Former King, Flyer Ross Lonsberry dies at 67
Ross Lonsberry, who played left wing for the Kings from 1969 until early 1972 and went on to be part of the Philadelphia Flyers’ Stanley Cup-winning teams in 1974 and 1975, died of cancer Sunday in Santa Clarita.
Lonsberry was 67 and had lived in Southern California since he retired from the NHL in the early 1980s.
His brother-in-law, Rex Moore, said Lonsberry had been ill for about two years. “He enjoyed playing here. He loved L.A.,” Moore said Monday. “He didn’t want to live anywhere else.”
Lonsberry sold corporate insurance for many years in the Los Angeles area, Moore said.
A native of the town of Humboldt in the Canadian province of Saskatchewan, Lonsberry had a stellar junior hockey career and signed with the Boston Bruins. He was traded to the Kings on May 14, 1969, with Eddie Shack for Ken Turlik and two first-round draft picks. He had a 20-goal season and a 25-goal season with the Kings but they traded him to the Flyers on Jan. 28, 1972, with Bill Flett, Eddie Joyal and Jean Potvin for Serge Bernier, Jim Johnson and Bill Lesuk.

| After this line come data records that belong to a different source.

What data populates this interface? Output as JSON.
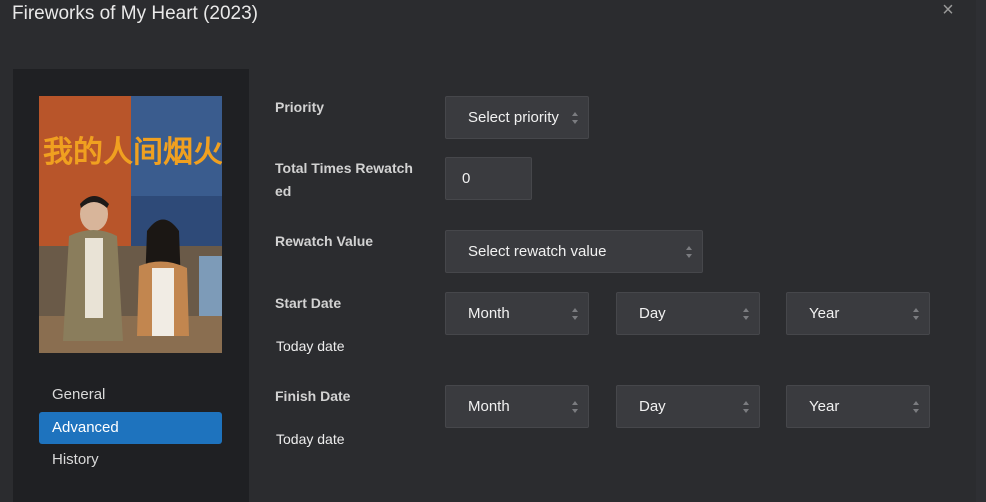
{
  "title": "Fireworks of My Heart (2023)",
  "close_glyph": "×",
  "poster": {
    "title_text": "我的人间烟火"
  },
  "nav": [
    {
      "label": "General",
      "active": false
    },
    {
      "label": "Advanced",
      "active": true
    },
    {
      "label": "History",
      "active": false
    }
  ],
  "form": {
    "priority": {
      "label": "Priority",
      "value": "Select priority"
    },
    "rewatched": {
      "label_line1": "Total Times Rewatch",
      "label_line2": "ed",
      "value": "0"
    },
    "rewatch_value": {
      "label": "Rewatch Value",
      "value": "Select rewatch value"
    },
    "start_date": {
      "label": "Start Date",
      "today": "Today date",
      "month": "Month",
      "day": "Day",
      "year": "Year"
    },
    "finish_date": {
      "label": "Finish Date",
      "today": "Today date",
      "month": "Month",
      "day": "Day",
      "year": "Year"
    }
  },
  "colors": {
    "accent": "#1e73be",
    "panel": "#1f2023",
    "field": "#3a3b3f"
  }
}
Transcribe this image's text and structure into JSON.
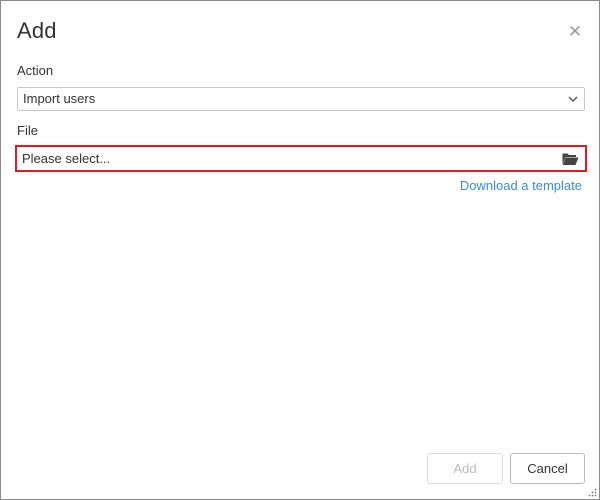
{
  "dialog": {
    "title": "Add",
    "close_icon": "close-icon"
  },
  "form": {
    "action_label": "Action",
    "action_value": "Import users",
    "file_label": "File",
    "file_placeholder": "Please select...",
    "folder_icon": "folder-open-icon",
    "template_link": "Download a template"
  },
  "footer": {
    "add_label": "Add",
    "cancel_label": "Cancel"
  },
  "colors": {
    "highlight_border": "#e01b24",
    "link": "#3a8ed0",
    "dialog_border": "#8a8a8a"
  }
}
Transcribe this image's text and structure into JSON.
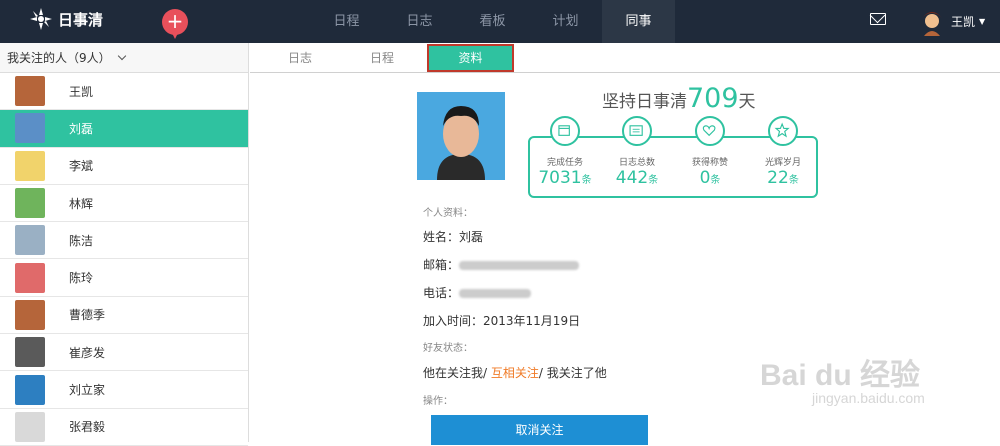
{
  "app": {
    "name": "日事清"
  },
  "nav": [
    {
      "label": "日程",
      "active": false
    },
    {
      "label": "日志",
      "active": false
    },
    {
      "label": "看板",
      "active": false
    },
    {
      "label": "计划",
      "active": false
    },
    {
      "label": "同事",
      "active": true
    }
  ],
  "header": {
    "user_name": "王凯",
    "add_icon": "plus-icon",
    "mail_icon": "mail-icon"
  },
  "sidebar": {
    "title": "我关注的人（9人）",
    "items": [
      {
        "name": "王凯",
        "active": false,
        "color": "#b5653a"
      },
      {
        "name": "刘磊",
        "active": true,
        "color": "#5b8fc7"
      },
      {
        "name": "李斌",
        "active": false,
        "color": "#f1d36b"
      },
      {
        "name": "林辉",
        "active": false,
        "color": "#6fb45c"
      },
      {
        "name": "陈洁",
        "active": false,
        "color": "#9ab0c4"
      },
      {
        "name": "陈玲",
        "active": false,
        "color": "#e06a6a"
      },
      {
        "name": "曹德季",
        "active": false,
        "color": "#b5653a"
      },
      {
        "name": "崔彦发",
        "active": false,
        "color": "#5a5a5a"
      },
      {
        "name": "刘立家",
        "active": false,
        "color": "#2d7fc1"
      },
      {
        "name": "张君毅",
        "active": false,
        "color": "#d9d9d9"
      }
    ]
  },
  "tabs": [
    {
      "label": "日志",
      "active": false
    },
    {
      "label": "日程",
      "active": false
    },
    {
      "label": "资料",
      "active": true
    }
  ],
  "profile": {
    "persist_prefix": "坚持日事清",
    "persist_days": "709",
    "persist_suffix": "天",
    "stats": [
      {
        "label": "完成任务",
        "value": "7031",
        "unit": "条",
        "icon": "calendar-icon"
      },
      {
        "label": "日志总数",
        "value": "442",
        "unit": "条",
        "icon": "list-icon"
      },
      {
        "label": "获得称赞",
        "value": "0",
        "unit": "条",
        "icon": "heart-icon"
      },
      {
        "label": "光辉岁月",
        "value": "22",
        "unit": "条",
        "icon": "star-icon"
      }
    ],
    "section_info": "个人资料：",
    "name_label": "姓名：刘磊",
    "email_label": "邮箱：",
    "phone_label": "电话：",
    "join_label": "加入时间：2013年11月19日",
    "section_friend": "好友状态：",
    "friend_a": "他在关注我/",
    "friend_b": "互相关注",
    "friend_c": "/ 我关注了他",
    "section_ops": "操作：",
    "unfollow_label": "取消关注"
  },
  "watermark": {
    "line1": "Bai du 经验",
    "line2": "jingyan.baidu.com"
  }
}
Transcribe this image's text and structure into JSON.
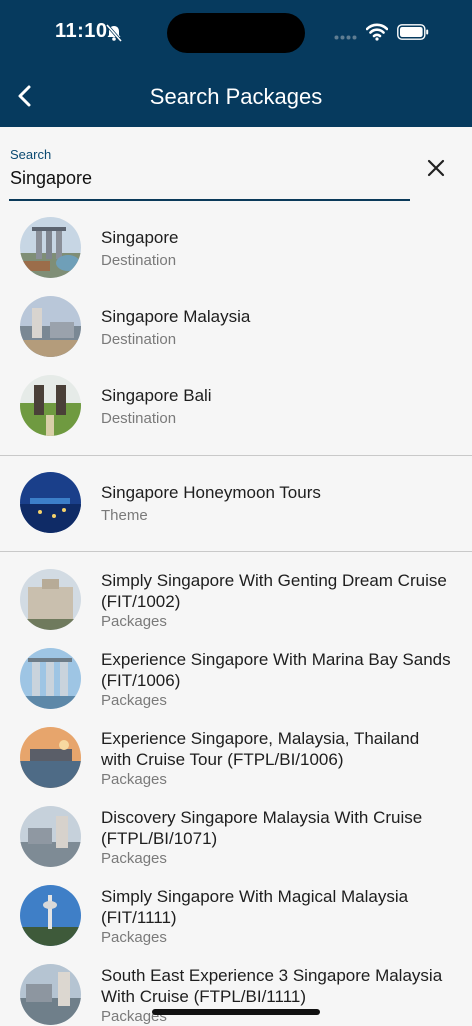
{
  "status": {
    "time": "11:10"
  },
  "header": {
    "title": "Search Packages"
  },
  "search": {
    "label": "Search",
    "value": "Singapore"
  },
  "results": [
    {
      "title": "Singapore",
      "type": "Destination"
    },
    {
      "title": "Singapore Malaysia",
      "type": "Destination"
    },
    {
      "title": "Singapore Bali",
      "type": "Destination"
    },
    {
      "title": "Singapore Honeymoon Tours",
      "type": "Theme"
    },
    {
      "title": "Simply Singapore With Genting Dream Cruise (FIT/1002)",
      "type": "Packages"
    },
    {
      "title": "Experience Singapore With Marina Bay Sands (FIT/1006)",
      "type": "Packages"
    },
    {
      "title": "Experience Singapore, Malaysia, Thailand with Cruise Tour  (FTPL/BI/1006)",
      "type": "Packages"
    },
    {
      "title": "Discovery Singapore Malaysia With Cruise (FTPL/BI/1071)",
      "type": "Packages"
    },
    {
      "title": "Simply Singapore With Magical Malaysia (FIT/1111)",
      "type": "Packages"
    },
    {
      "title": "South East Experience 3 Singapore Malaysia With Cruise (FTPL/BI/1111)",
      "type": "Packages"
    }
  ],
  "colors": {
    "header_bg": "#063a5e",
    "accent": "#0b4a72"
  }
}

He was a key member of the Flyers’ “Broad Street Bullies” teams, contributing 32 goals in the 1973-74 season — plus four in the playoffs — and 24 goals in the 1974-75 season, also with four more in the playoffs.
A family friend, Robert Sheahen of Sherman Oaks, said he played hockey with Lonsberry in local beer leagues for many years.
“Even when he was 55 he was the best player on the ice, even with some very good 22-year-olds on the ice,” Sheahen said. “And he was a fabulous person. Very self-effacing, very soft-spoken.”
Moore said Lonsberry would be cremated and that the family would hold a private celebration of his life in the near future. He is survived by his wife, Wahnita, two daughters, a son, and nine grandchildren.
Get our high school sports newsletter
Prep Rally is devoted to the SoCal high school sports experience, bringing you scores, stories and a behind-the-scenes look at what makes prep sports so popular.
You may occasionally receive promotional content from the Los Angeles Times.